What you should do » If a line in the data below holds the word "relations", copy it.

Dataset rows for apps and sites »

★ ★ ★ ★

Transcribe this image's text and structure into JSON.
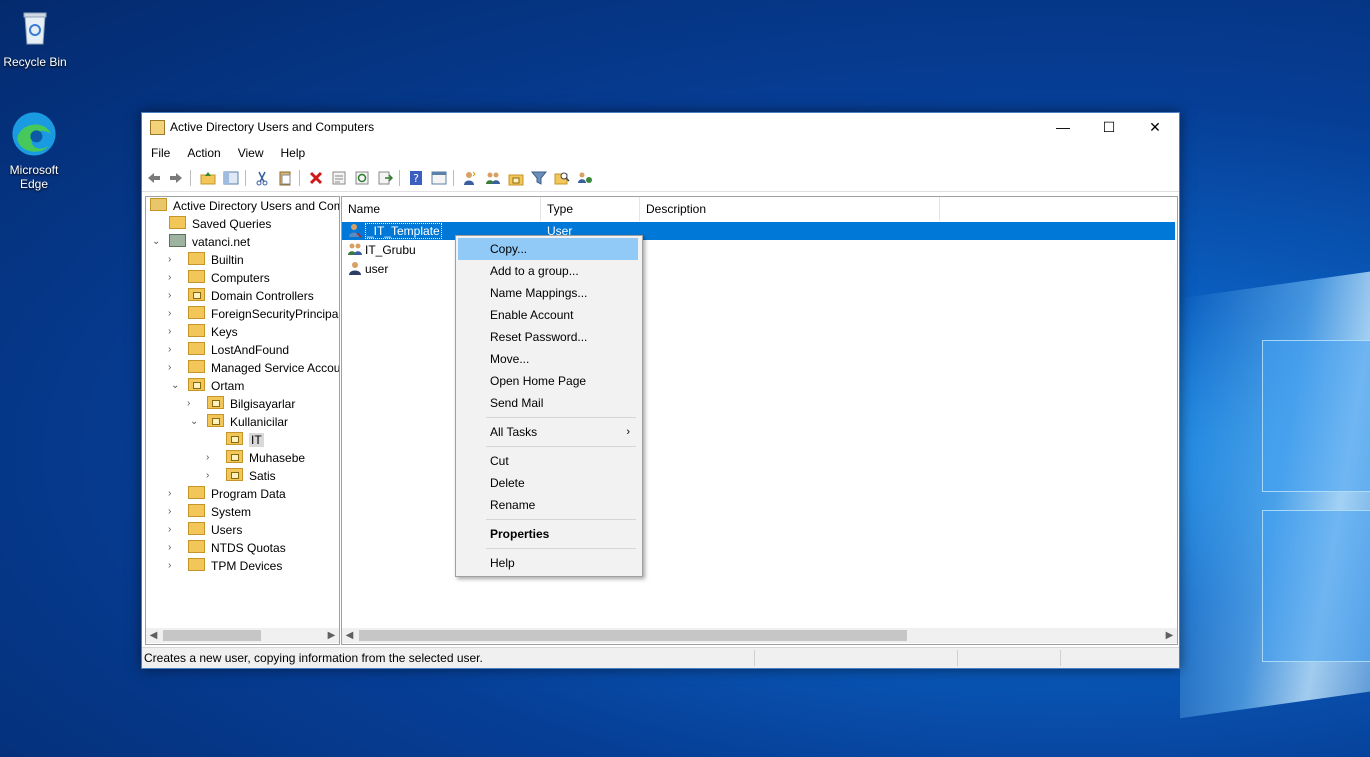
{
  "desktop": {
    "icons": [
      {
        "label": "Recycle Bin",
        "icon": "recycle-bin-icon"
      },
      {
        "label": "Microsoft Edge",
        "icon": "edge-icon"
      }
    ]
  },
  "window": {
    "title": "Active Directory Users and Computers",
    "controls": {
      "minimize": "—",
      "maximize": "☐",
      "close": "✕"
    }
  },
  "menu": [
    "File",
    "Action",
    "View",
    "Help"
  ],
  "tree": {
    "root": "Active Directory Users and Com",
    "items": [
      {
        "label": "Saved Queries"
      },
      {
        "label": "vatanci.net"
      },
      {
        "label": "Builtin"
      },
      {
        "label": "Computers"
      },
      {
        "label": "Domain Controllers"
      },
      {
        "label": "ForeignSecurityPrincipals"
      },
      {
        "label": "Keys"
      },
      {
        "label": "LostAndFound"
      },
      {
        "label": "Managed Service Accoun"
      },
      {
        "label": "Ortam"
      },
      {
        "label": "Bilgisayarlar"
      },
      {
        "label": "Kullanicilar"
      },
      {
        "label": "IT"
      },
      {
        "label": "Muhasebe"
      },
      {
        "label": "Satis"
      },
      {
        "label": "Program Data"
      },
      {
        "label": "System"
      },
      {
        "label": "Users"
      },
      {
        "label": "NTDS Quotas"
      },
      {
        "label": "TPM Devices"
      }
    ]
  },
  "list": {
    "columns": [
      "Name",
      "Type",
      "Description"
    ],
    "rows": [
      {
        "name": "_IT_Template",
        "type": "User",
        "description": ""
      },
      {
        "name": "IT_Grubu",
        "type": "",
        "description": ""
      },
      {
        "name": "user",
        "type": "",
        "description": ""
      }
    ]
  },
  "context_menu": {
    "items": [
      "Copy...",
      "Add to a group...",
      "Name Mappings...",
      "Enable Account",
      "Reset Password...",
      "Move...",
      "Open Home Page",
      "Send Mail"
    ],
    "all_tasks": "All Tasks",
    "edit_items": [
      "Cut",
      "Delete",
      "Rename"
    ],
    "properties": "Properties",
    "help": "Help"
  },
  "status": {
    "text": "Creates a new user, copying information from the selected user."
  },
  "colors": {
    "selection": "#0078d7",
    "menu_highlight": "#91c9f7",
    "desktop": "#063e96"
  }
}
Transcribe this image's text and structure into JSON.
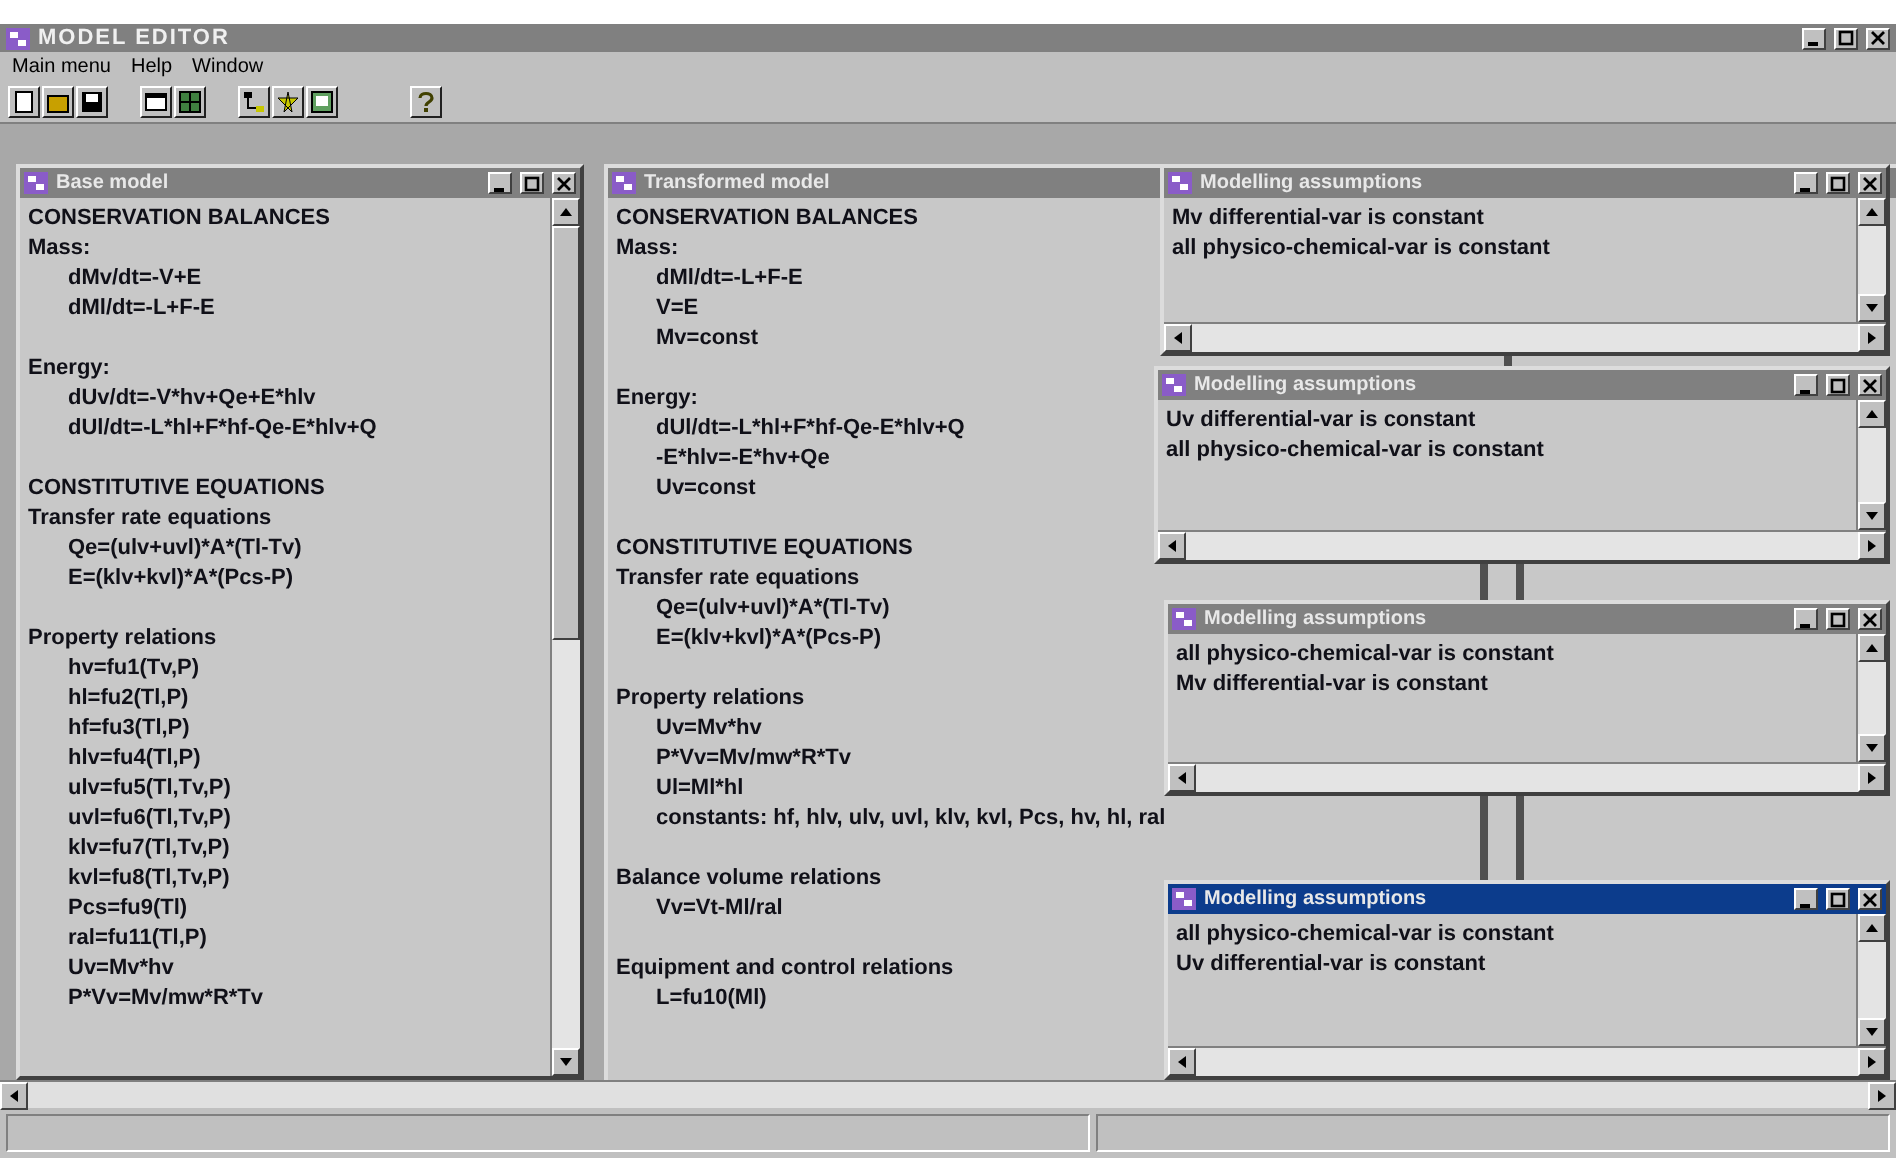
{
  "window": {
    "title": "MODEL EDITOR"
  },
  "menu": [
    {
      "label": "Main menu"
    },
    {
      "label": "Help"
    },
    {
      "label": "Window"
    }
  ],
  "base_model": {
    "title": "Base model",
    "lines": [
      {
        "kind": "heading",
        "text": "CONSERVATION BALANCES"
      },
      {
        "kind": "label",
        "text": "Mass:"
      },
      {
        "kind": "eq",
        "text": "dMv/dt=-V+E"
      },
      {
        "kind": "eq",
        "text": "dMl/dt=-L+F-E"
      },
      {
        "kind": "gap"
      },
      {
        "kind": "label",
        "text": "Energy:"
      },
      {
        "kind": "eq",
        "text": "dUv/dt=-V*hv+Qe+E*hlv"
      },
      {
        "kind": "eq",
        "text": "dUl/dt=-L*hl+F*hf-Qe-E*hlv+Q"
      },
      {
        "kind": "gap"
      },
      {
        "kind": "heading",
        "text": "CONSTITUTIVE EQUATIONS"
      },
      {
        "kind": "label",
        "text": "Transfer rate equations"
      },
      {
        "kind": "eq",
        "text": "Qe=(ulv+uvl)*A*(Tl-Tv)"
      },
      {
        "kind": "eq",
        "text": "E=(klv+kvl)*A*(Pcs-P)"
      },
      {
        "kind": "gap"
      },
      {
        "kind": "label",
        "text": "Property relations"
      },
      {
        "kind": "eq",
        "text": "hv=fu1(Tv,P)"
      },
      {
        "kind": "eq",
        "text": "hl=fu2(Tl,P)"
      },
      {
        "kind": "eq",
        "text": "hf=fu3(Tl,P)"
      },
      {
        "kind": "eq",
        "text": "hlv=fu4(Tl,P)"
      },
      {
        "kind": "eq",
        "text": "ulv=fu5(Tl,Tv,P)"
      },
      {
        "kind": "eq",
        "text": "uvl=fu6(Tl,Tv,P)"
      },
      {
        "kind": "eq",
        "text": "klv=fu7(Tl,Tv,P)"
      },
      {
        "kind": "eq",
        "text": "kvl=fu8(Tl,Tv,P)"
      },
      {
        "kind": "eq",
        "text": "Pcs=fu9(Tl)"
      },
      {
        "kind": "eq",
        "text": "ral=fu11(Tl,P)"
      },
      {
        "kind": "eq",
        "text": "Uv=Mv*hv"
      },
      {
        "kind": "eq",
        "text": "P*Vv=Mv/mw*R*Tv"
      }
    ]
  },
  "transformed_model": {
    "title": "Transformed model",
    "lines": [
      {
        "kind": "heading",
        "text": "CONSERVATION BALANCES"
      },
      {
        "kind": "label",
        "text": "Mass:"
      },
      {
        "kind": "eq",
        "text": "dMl/dt=-L+F-E"
      },
      {
        "kind": "eq",
        "text": "V=E"
      },
      {
        "kind": "eq",
        "text": "Mv=const"
      },
      {
        "kind": "gap"
      },
      {
        "kind": "label",
        "text": "Energy:"
      },
      {
        "kind": "eq",
        "text": "dUl/dt=-L*hl+F*hf-Qe-E*hlv+Q"
      },
      {
        "kind": "eq",
        "text": "-E*hlv=-E*hv+Qe"
      },
      {
        "kind": "eq",
        "text": "Uv=const"
      },
      {
        "kind": "gap"
      },
      {
        "kind": "heading",
        "text": "CONSTITUTIVE EQUATIONS"
      },
      {
        "kind": "label",
        "text": "Transfer rate equations"
      },
      {
        "kind": "eq",
        "text": "Qe=(ulv+uvl)*A*(Tl-Tv)"
      },
      {
        "kind": "eq",
        "text": "E=(klv+kvl)*A*(Pcs-P)"
      },
      {
        "kind": "gap"
      },
      {
        "kind": "label",
        "text": "Property relations"
      },
      {
        "kind": "eq",
        "text": "Uv=Mv*hv"
      },
      {
        "kind": "eq",
        "text": "P*Vv=Mv/mw*R*Tv"
      },
      {
        "kind": "eq",
        "text": "Ul=Ml*hl"
      },
      {
        "kind": "eq",
        "text": "constants: hf, hlv, ulv, uvl, klv, kvl, Pcs, hv, hl, ral"
      },
      {
        "kind": "gap"
      },
      {
        "kind": "label",
        "text": "Balance volume relations"
      },
      {
        "kind": "eq",
        "text": "Vv=Vt-Ml/ral"
      },
      {
        "kind": "gap"
      },
      {
        "kind": "label",
        "text": "Equipment and control relations"
      },
      {
        "kind": "eq",
        "text": "L=fu10(Ml)"
      }
    ]
  },
  "assumption_windows": [
    {
      "title": "Modelling assumptions",
      "selected": false,
      "lines": [
        "Mv differential-var is constant",
        "all physico-chemical-var is constant"
      ]
    },
    {
      "title": "Modelling assumptions",
      "selected": false,
      "lines": [
        "Uv differential-var is constant",
        "all physico-chemical-var is constant"
      ]
    },
    {
      "title": "Modelling assumptions",
      "selected": false,
      "lines": [
        "all physico-chemical-var is constant",
        "Mv differential-var is constant"
      ]
    },
    {
      "title": "Modelling assumptions",
      "selected": true,
      "lines": [
        "all physico-chemical-var is constant",
        "Uv differential-var is constant"
      ]
    }
  ]
}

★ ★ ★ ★

Solution to the exercise »
        "text": "Property relations"
        "text": "Property relations"
        "text": "Balance volume relations"
        "text": "Equipment and control relations"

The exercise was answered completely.